Four robots that aim to teach your kids to code

By Associated Engineering Press

You’ve seen apps and toys that promise to teach your child to code. Now enter the robots. At the CES electronics show in January, coding robots came out in force. One convention hall area was packed with everything from chip-embedded, alphabet-like coding blocks to turtle-like tanks that draw on command. Of course, no one can really say how well these coding bots teach kids, or even whether learning to code is the essential life skill that so many in the tech industry claim. After all, by the time today’s elementary-school kids are entering the workforce, computers may well be programming themselves. But experts like Jeff Gray, a computer science professor at the University of Alabama and an adviser to the nonprofit coding education group Code.org, say kids can derive other benefits from coding robots and similar toys. They can, for instance, learn “persistence and grit” when the toys inevitably do something unintended, he says. So if you’re in the market for a coding robot that teaches and maybe even entertains, here’s a look at four that were on display at CES. But beware: None of them are cheap. Sources: Associated PressWSMV-TV (Nashville)Western Mass NewsThe Sentinel (Carlyle, Pennsylvania)Quad City TimesDaily Sun (India)Texarkana GazetteAurora Sentinel (Colorado)Japan TodayNews DogIdaho Falls Post Register (Idaho)TDN.com (Longview, Washington)Kitchener Post (Canada)Durango Herald (Colorado)New Delhi TimesKhaleej TimesTribune Star (Terre Haute, Indiana)Edge Media NetworkAll on GeorgiaFrederick News Post (Maryland)Columbian (Washington)Northwest Herald (Crystal Lake, Illinois)Woodland Daily Democrat (California)Seattle Times Business MirrorPattaya Mail (Thailand)

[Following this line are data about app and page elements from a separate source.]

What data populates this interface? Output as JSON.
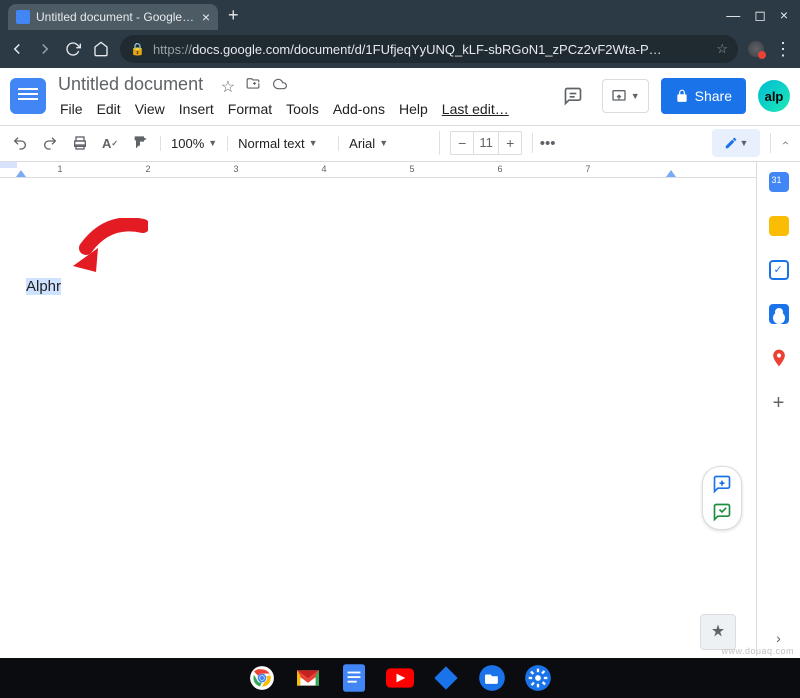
{
  "browser": {
    "tab_title": "Untitled document - Google Docs",
    "url_protocol": "https://",
    "url_rest": "docs.google.com/document/d/1FUfjeqYyUNQ_kLF-sbRGoN1_zPCz2vF2Wta-P…"
  },
  "header": {
    "doc_title": "Untitled document",
    "share_label": "Share",
    "avatar_initials": "alp",
    "last_edit": "Last edit…"
  },
  "menubar": {
    "file": "File",
    "edit": "Edit",
    "view": "View",
    "insert": "Insert",
    "format": "Format",
    "tools": "Tools",
    "addons": "Add-ons",
    "help": "Help"
  },
  "toolbar": {
    "zoom": "100%",
    "style": "Normal text",
    "font": "Arial",
    "font_size": "11"
  },
  "document": {
    "selected_text": "Alphr"
  },
  "ruler_numbers": [
    "1",
    "2",
    "3",
    "4",
    "5",
    "6",
    "7"
  ],
  "watermark": "www.douaq.com"
}
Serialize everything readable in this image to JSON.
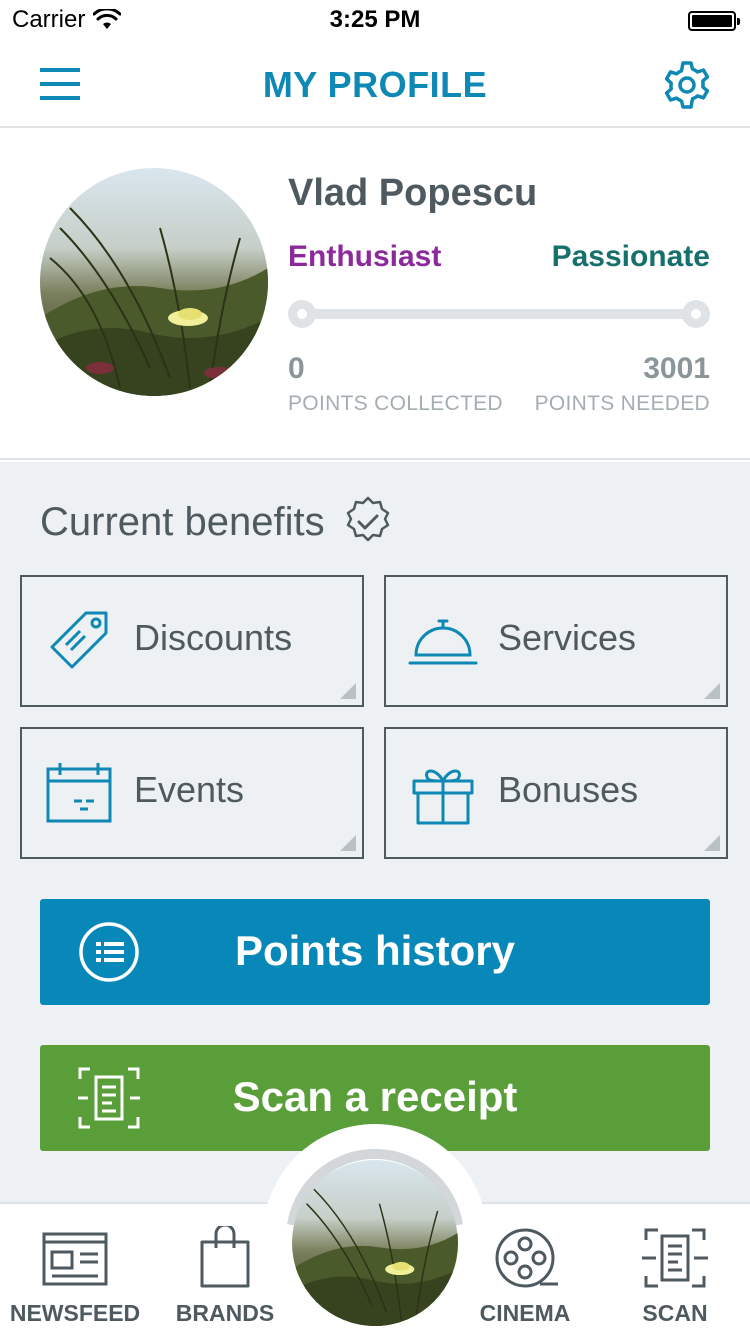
{
  "status": {
    "carrier": "Carrier",
    "time": "3:25 PM"
  },
  "header": {
    "title": "MY PROFILE",
    "menu_icon": "hamburger-menu-icon",
    "settings_icon": "gear-icon"
  },
  "profile": {
    "name": "Vlad Popescu",
    "current_level": "Enthusiast",
    "next_level": "Passionate",
    "progress": 0,
    "points_collected": "0",
    "points_collected_label": "POINTS COLLECTED",
    "points_needed": "3001",
    "points_needed_label": "POINTS NEEDED",
    "colors": {
      "current_level": "#8c2a9c",
      "next_level": "#16706b"
    }
  },
  "benefits": {
    "title": "Current benefits",
    "title_icon": "badge-check-icon",
    "tiles": [
      {
        "label": "Discounts",
        "icon": "tag-icon"
      },
      {
        "label": "Services",
        "icon": "service-bell-icon"
      },
      {
        "label": "Events",
        "icon": "calendar-icon"
      },
      {
        "label": "Bonuses",
        "icon": "gift-icon"
      }
    ]
  },
  "actions": {
    "points_history": {
      "label": "Points history",
      "icon": "list-icon",
      "color": "#0788b9"
    },
    "scan_receipt": {
      "label": "Scan a receipt",
      "icon": "receipt-scan-icon",
      "color": "#5a9e3a"
    }
  },
  "tabbar": {
    "items": [
      {
        "label": "NEWSFEED",
        "icon": "newspaper-icon"
      },
      {
        "label": "BRANDS",
        "icon": "shopping-bag-icon"
      },
      {
        "label": "",
        "icon": "profile-avatar"
      },
      {
        "label": "CINEMA",
        "icon": "film-reel-icon"
      },
      {
        "label": "SCAN",
        "icon": "scan-icon"
      }
    ]
  },
  "colors": {
    "accent": "#0e88b5",
    "text": "#4e5a60",
    "panel_bg": "#eef1f3"
  }
}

In 1837, The University of Alabama became one of the first five universities in the nation to offer engineering classes. Today, UA’s College of Engineering has more than 5,800 students and more than 150 faculty. In recent years, students in the College have been named USA Today All-USA College Academic Team members, Goldwater, Hollings, Portz, Boren, Mitchell and Truman scholars.

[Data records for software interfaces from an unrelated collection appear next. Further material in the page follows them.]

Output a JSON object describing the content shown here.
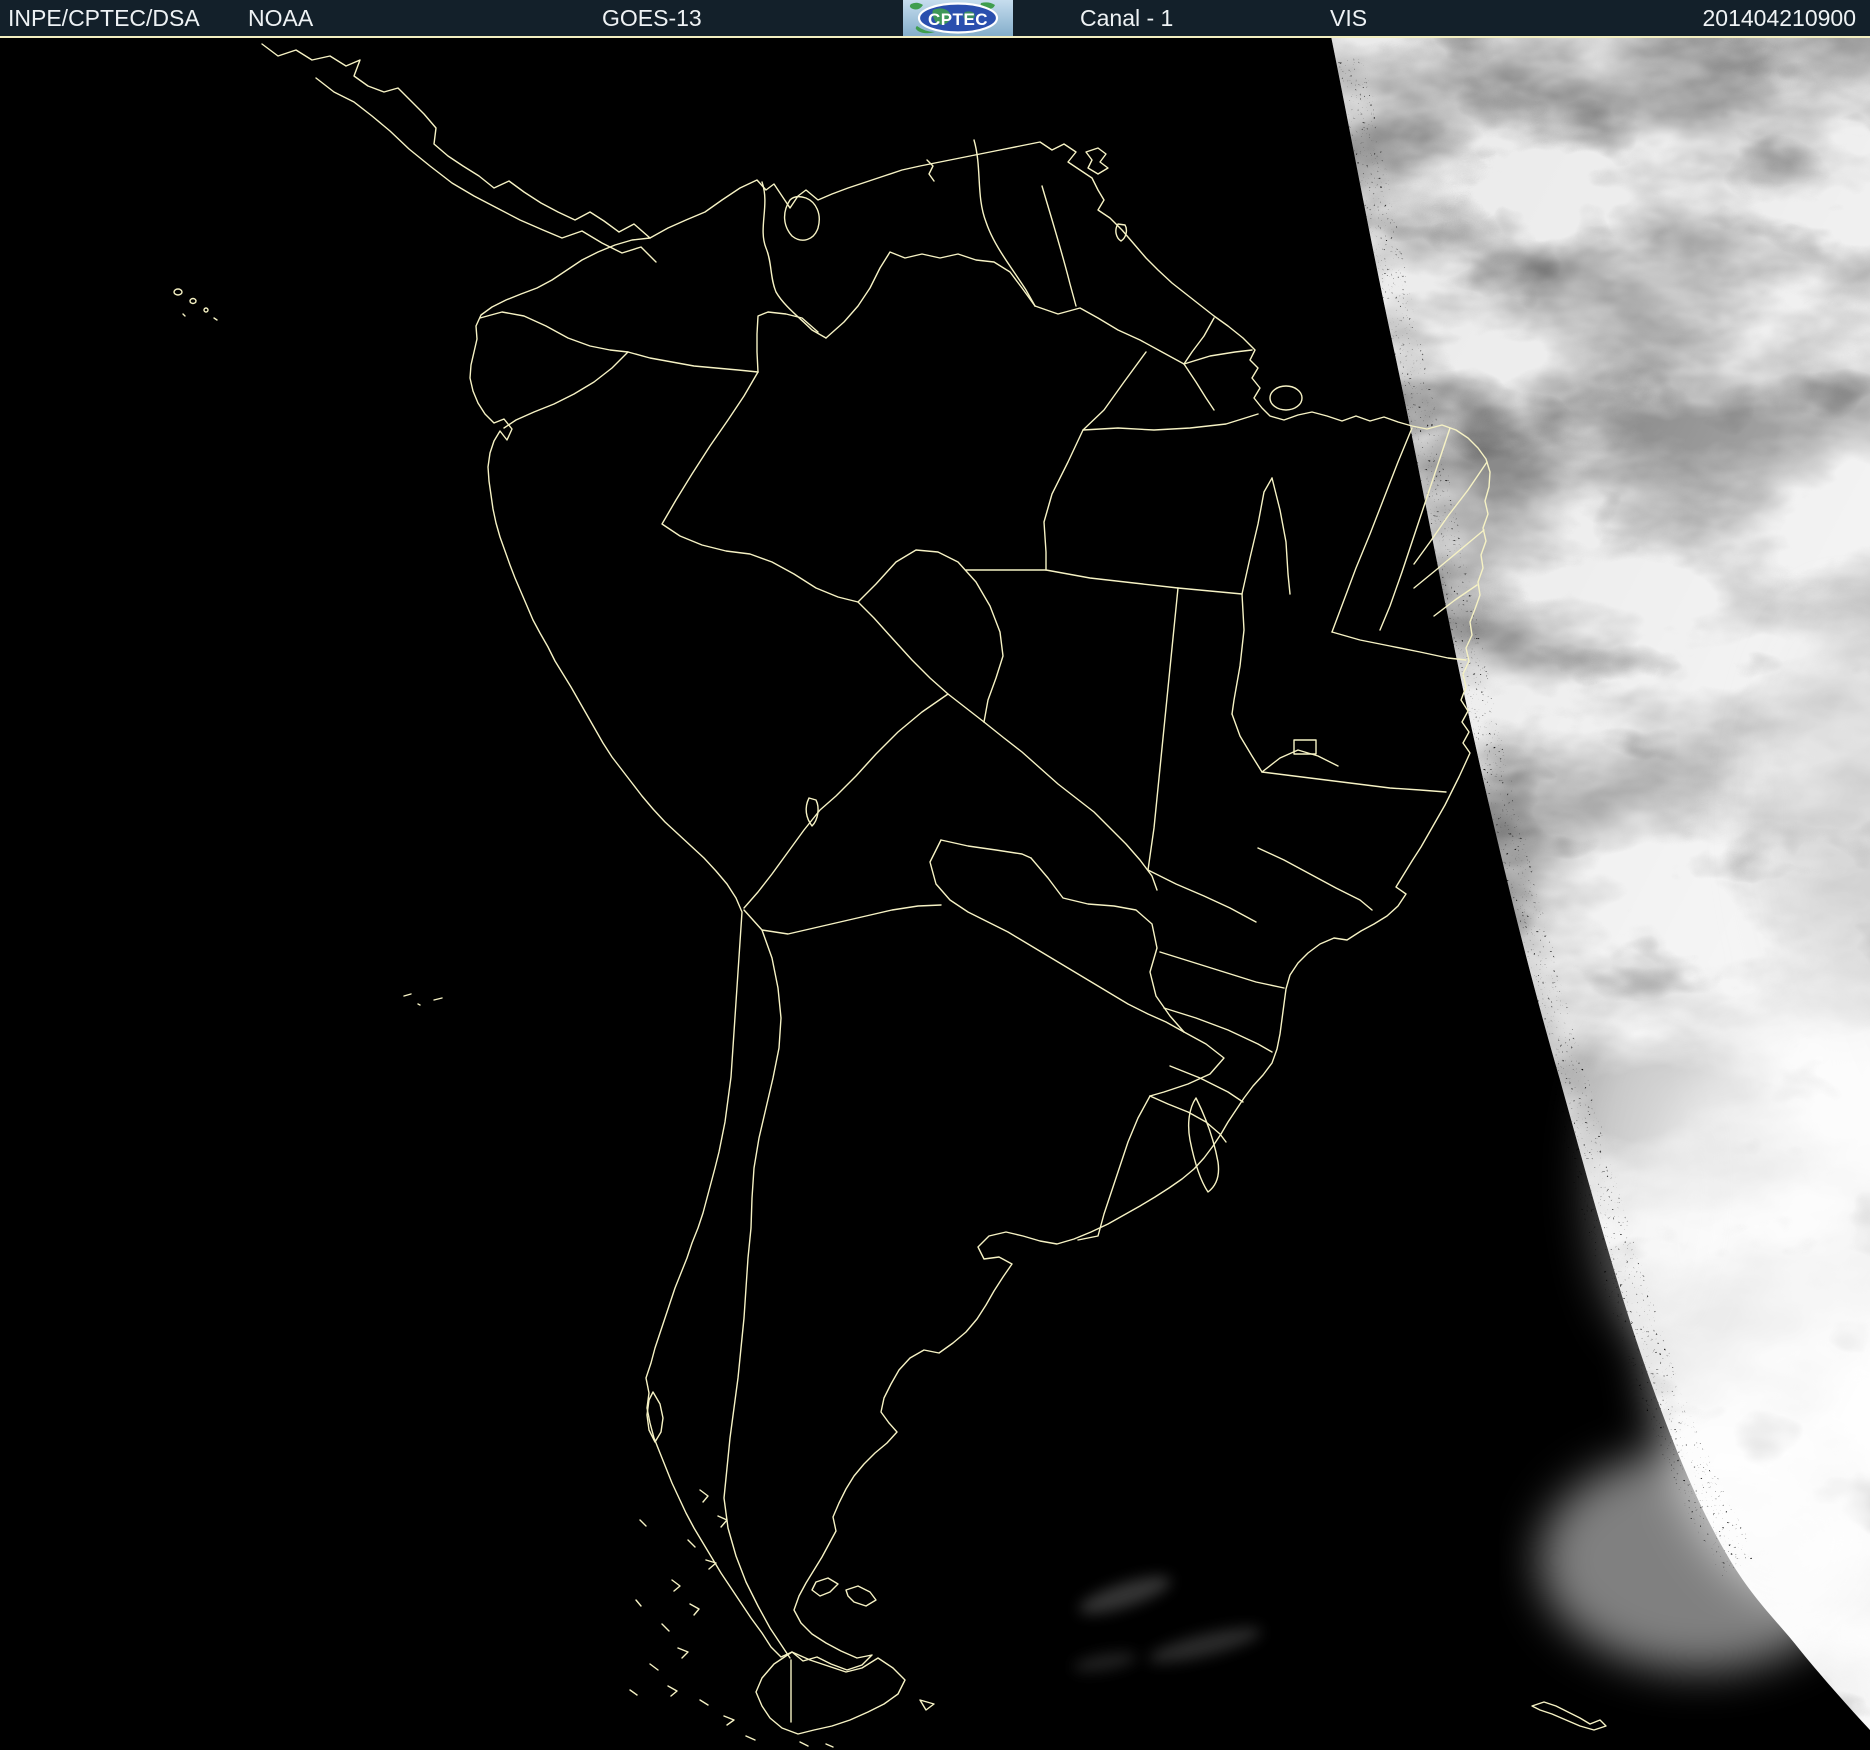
{
  "header": {
    "source": "INPE/CPTEC/DSA",
    "agency": "NOAA",
    "satellite": "GOES-13",
    "logo_text": "CPTEC",
    "channel": "Canal - 1",
    "band": "VIS",
    "timestamp": "201404210900"
  },
  "colors": {
    "header_bg": "#13202a",
    "header_text": "#eef2f4",
    "map_outline": "#f6f2c4",
    "space_bg": "#000000",
    "separator": "#f2eec0",
    "logo_bg_top": "#c6ddee",
    "logo_bg_bottom": "#84aecb",
    "logo_ellipse": "#2a4fae",
    "logo_land": "#3f9e4e",
    "day_dark": "#7c7c7c",
    "day_mid": "#8f8f8f",
    "day_bright": "#f2f2f2"
  }
}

Author: Associated Engineering Press    /    Posted on: February 14, 2018    /    Posted in:   Computer Science, Faculty and Staff, In The News, Outreach    /    Features: